**Directions for this task**
Reproduce all of the records exactly.

Page and application data records
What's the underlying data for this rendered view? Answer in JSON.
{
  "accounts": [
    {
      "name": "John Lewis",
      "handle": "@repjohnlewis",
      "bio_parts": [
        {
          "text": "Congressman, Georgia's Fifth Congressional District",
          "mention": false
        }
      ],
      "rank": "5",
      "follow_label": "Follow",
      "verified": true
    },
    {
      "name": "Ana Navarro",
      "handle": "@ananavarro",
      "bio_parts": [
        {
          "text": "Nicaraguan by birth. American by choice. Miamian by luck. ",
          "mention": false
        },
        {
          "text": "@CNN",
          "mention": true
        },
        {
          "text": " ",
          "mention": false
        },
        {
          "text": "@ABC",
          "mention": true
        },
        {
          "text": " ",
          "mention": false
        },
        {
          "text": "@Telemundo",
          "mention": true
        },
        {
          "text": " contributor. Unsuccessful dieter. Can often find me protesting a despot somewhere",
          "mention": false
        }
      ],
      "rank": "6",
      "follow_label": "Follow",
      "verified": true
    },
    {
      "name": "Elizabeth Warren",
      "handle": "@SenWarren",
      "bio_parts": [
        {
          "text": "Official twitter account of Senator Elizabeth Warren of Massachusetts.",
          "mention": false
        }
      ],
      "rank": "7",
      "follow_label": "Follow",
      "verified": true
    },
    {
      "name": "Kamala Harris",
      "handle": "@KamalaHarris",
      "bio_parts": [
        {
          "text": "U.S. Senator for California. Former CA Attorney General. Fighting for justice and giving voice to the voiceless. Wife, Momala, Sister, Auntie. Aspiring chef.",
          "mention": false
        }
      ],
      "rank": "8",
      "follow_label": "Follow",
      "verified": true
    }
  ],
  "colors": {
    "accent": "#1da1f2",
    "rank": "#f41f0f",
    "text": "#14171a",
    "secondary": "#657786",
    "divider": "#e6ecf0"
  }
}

**Written answer**
What's the underlying data for this rendered view? Answer in JSON.
{
  "accounts": [
    {
      "name": "John Lewis",
      "handle": "@repjohnlewis",
      "bio_parts": [
        {
          "text": "Congressman, Georgia's Fifth Congressional District",
          "mention": false
        }
      ],
      "rank": "5",
      "follow_label": "Follow",
      "verified": true
    },
    {
      "name": "Ana Navarro",
      "handle": "@ananavarro",
      "bio_parts": [
        {
          "text": "Nicaraguan by birth. American by choice. Miamian by luck. ",
          "mention": false
        },
        {
          "text": "@CNN",
          "mention": true
        },
        {
          "text": " ",
          "mention": false
        },
        {
          "text": "@ABC",
          "mention": true
        },
        {
          "text": " ",
          "mention": false
        },
        {
          "text": "@Telemundo",
          "mention": true
        },
        {
          "text": " contributor. Unsuccessful dieter. Can often find me protesting a despot somewhere",
          "mention": false
        }
      ],
      "rank": "6",
      "follow_label": "Follow",
      "verified": true
    },
    {
      "name": "Elizabeth Warren",
      "handle": "@SenWarren",
      "bio_parts": [
        {
          "text": "Official twitter account of Senator Elizabeth Warren of Massachusetts.",
          "mention": false
        }
      ],
      "rank": "7",
      "follow_label": "Follow",
      "verified": true
    },
    {
      "name": "Kamala Harris",
      "handle": "@KamalaHarris",
      "bio_parts": [
        {
          "text": "U.S. Senator for California. Former CA Attorney General. Fighting for justice and giving voice to the voiceless. Wife, Momala, Sister, Auntie. Aspiring chef.",
          "mention": false
        }
      ],
      "rank": "8",
      "follow_label": "Follow",
      "verified": true
    }
  ],
  "colors": {
    "accent": "#1da1f2",
    "rank": "#f41f0f",
    "text": "#14171a",
    "secondary": "#657786",
    "divider": "#e6ecf0"
  }
}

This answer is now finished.